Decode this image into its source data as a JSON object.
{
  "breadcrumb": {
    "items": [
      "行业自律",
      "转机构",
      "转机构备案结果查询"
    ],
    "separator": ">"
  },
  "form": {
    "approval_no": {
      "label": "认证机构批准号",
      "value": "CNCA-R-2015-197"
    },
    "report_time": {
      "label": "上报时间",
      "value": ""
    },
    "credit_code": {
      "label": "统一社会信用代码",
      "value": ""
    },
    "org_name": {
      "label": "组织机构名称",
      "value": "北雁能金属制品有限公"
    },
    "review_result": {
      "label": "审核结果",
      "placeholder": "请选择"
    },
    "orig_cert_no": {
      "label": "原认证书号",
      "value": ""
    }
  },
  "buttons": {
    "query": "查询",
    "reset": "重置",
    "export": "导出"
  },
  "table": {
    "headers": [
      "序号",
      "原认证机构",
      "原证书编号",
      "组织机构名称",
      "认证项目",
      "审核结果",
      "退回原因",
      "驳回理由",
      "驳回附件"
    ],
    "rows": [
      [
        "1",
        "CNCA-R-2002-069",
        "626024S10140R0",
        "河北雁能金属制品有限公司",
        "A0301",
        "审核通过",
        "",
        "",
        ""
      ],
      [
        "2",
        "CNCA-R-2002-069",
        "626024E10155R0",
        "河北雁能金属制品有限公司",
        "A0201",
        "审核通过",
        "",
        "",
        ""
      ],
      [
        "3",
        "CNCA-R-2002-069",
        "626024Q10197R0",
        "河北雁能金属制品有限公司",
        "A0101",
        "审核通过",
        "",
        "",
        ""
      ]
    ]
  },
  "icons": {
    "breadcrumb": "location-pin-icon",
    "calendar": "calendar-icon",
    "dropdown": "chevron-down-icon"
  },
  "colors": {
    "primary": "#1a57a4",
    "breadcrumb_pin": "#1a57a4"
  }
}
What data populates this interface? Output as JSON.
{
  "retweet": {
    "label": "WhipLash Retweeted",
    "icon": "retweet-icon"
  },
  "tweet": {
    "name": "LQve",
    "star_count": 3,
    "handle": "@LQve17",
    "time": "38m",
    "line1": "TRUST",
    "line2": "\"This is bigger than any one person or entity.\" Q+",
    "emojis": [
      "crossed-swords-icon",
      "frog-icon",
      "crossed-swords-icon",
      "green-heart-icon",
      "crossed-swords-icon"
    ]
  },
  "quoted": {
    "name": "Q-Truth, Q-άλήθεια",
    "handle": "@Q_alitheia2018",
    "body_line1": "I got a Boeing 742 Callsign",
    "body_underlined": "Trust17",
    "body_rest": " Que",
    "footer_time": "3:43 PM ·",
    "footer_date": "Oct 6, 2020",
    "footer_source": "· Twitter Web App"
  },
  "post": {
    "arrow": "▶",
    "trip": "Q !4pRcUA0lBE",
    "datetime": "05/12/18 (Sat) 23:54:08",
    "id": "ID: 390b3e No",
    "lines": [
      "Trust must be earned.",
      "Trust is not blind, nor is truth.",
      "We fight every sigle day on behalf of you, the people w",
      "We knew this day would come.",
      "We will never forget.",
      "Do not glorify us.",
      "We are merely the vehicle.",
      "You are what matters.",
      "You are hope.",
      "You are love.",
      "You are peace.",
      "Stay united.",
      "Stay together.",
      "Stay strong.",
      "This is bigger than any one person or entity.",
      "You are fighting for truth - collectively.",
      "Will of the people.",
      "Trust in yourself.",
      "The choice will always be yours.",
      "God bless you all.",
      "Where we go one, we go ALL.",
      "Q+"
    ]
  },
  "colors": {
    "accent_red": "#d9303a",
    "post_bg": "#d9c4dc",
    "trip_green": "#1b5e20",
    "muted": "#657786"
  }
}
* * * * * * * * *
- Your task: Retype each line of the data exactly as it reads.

- Finished task:
Decode this image into its source data as a JSON object.
{
  "breadcrumb": {
    "items": [
      "行业自律",
      "转机构",
      "转机构备案结果查询"
    ],
    "separator": ">"
  },
  "form": {
    "approval_no": {
      "label": "认证机构批准号",
      "value": "CNCA-R-2015-197"
    },
    "report_time": {
      "label": "上报时间",
      "value": ""
    },
    "credit_code": {
      "label": "统一社会信用代码",
      "value": ""
    },
    "org_name": {
      "label": "组织机构名称",
      "value": "北雁能金属制品有限公"
    },
    "review_result": {
      "label": "审核结果",
      "placeholder": "请选择"
    },
    "orig_cert_no": {
      "label": "原认证书号",
      "value": ""
    }
  },
  "buttons": {
    "query": "查询",
    "reset": "重置",
    "export": "导出"
  },
  "table": {
    "headers": [
      "序号",
      "原认证机构",
      "原证书编号",
      "组织机构名称",
      "认证项目",
      "审核结果",
      "退回原因",
      "驳回理由",
      "驳回附件"
    ],
    "rows": [
      [
        "1",
        "CNCA-R-2002-069",
        "626024S10140R0",
        "河北雁能金属制品有限公司",
        "A0301",
        "审核通过",
        "",
        "",
        ""
      ],
      [
        "2",
        "CNCA-R-2002-069",
        "626024E10155R0",
        "河北雁能金属制品有限公司",
        "A0201",
        "审核通过",
        "",
        "",
        ""
      ],
      [
        "3",
        "CNCA-R-2002-069",
        "626024Q10197R0",
        "河北雁能金属制品有限公司",
        "A0101",
        "审核通过",
        "",
        "",
        ""
      ]
    ]
  },
  "icons": {
    "breadcrumb": "location-pin-icon",
    "calendar": "calendar-icon",
    "dropdown": "chevron-down-icon"
  },
  "colors": {
    "primary": "#1a57a4",
    "breadcrumb_pin": "#1a57a4"
  }
}
What data populates this interface? Output as JSON.
{
  "retweet": {
    "label": "WhipLash Retweeted",
    "icon": "retweet-icon"
  },
  "tweet": {
    "name": "LQve",
    "star_count": 3,
    "handle": "@LQve17",
    "time": "38m",
    "line1": "TRUST",
    "line2": "\"This is bigger than any one person or entity.\" Q+",
    "emojis": [
      "crossed-swords-icon",
      "frog-icon",
      "crossed-swords-icon",
      "green-heart-icon",
      "crossed-swords-icon"
    ]
  },
  "quoted": {
    "name": "Q-Truth, Q-άλήθεια",
    "handle": "@Q_alitheia2018",
    "body_line1": "I got a Boeing 742 Callsign",
    "body_underlined": "Trust17",
    "body_rest": " Que",
    "footer_time": "3:43 PM ·",
    "footer_date": "Oct 6, 2020",
    "footer_source": "· Twitter Web App"
  },
  "post": {
    "arrow": "▶",
    "trip": "Q !4pRcUA0lBE",
    "datetime": "05/12/18 (Sat) 23:54:08",
    "id": "ID: 390b3e No",
    "lines": [
      "Trust must be earned.",
      "Trust is not blind, nor is truth.",
      "We fight every sigle day on behalf of you, the people w",
      "We knew this day would come.",
      "We will never forget.",
      "Do not glorify us.",
      "We are merely the vehicle.",
      "You are what matters.",
      "You are hope.",
      "You are love.",
      "You are peace.",
      "Stay united.",
      "Stay together.",
      "Stay strong.",
      "This is bigger than any one person or entity.",
      "You are fighting for truth - collectively.",
      "Will of the people.",
      "Trust in yourself.",
      "The choice will always be yours.",
      "God bless you all.",
      "Where we go one, we go ALL.",
      "Q+"
    ]
  },
  "colors": {
    "accent_red": "#d9303a",
    "post_bg": "#d9c4dc",
    "trip_green": "#1b5e20",
    "muted": "#657786"
  }
}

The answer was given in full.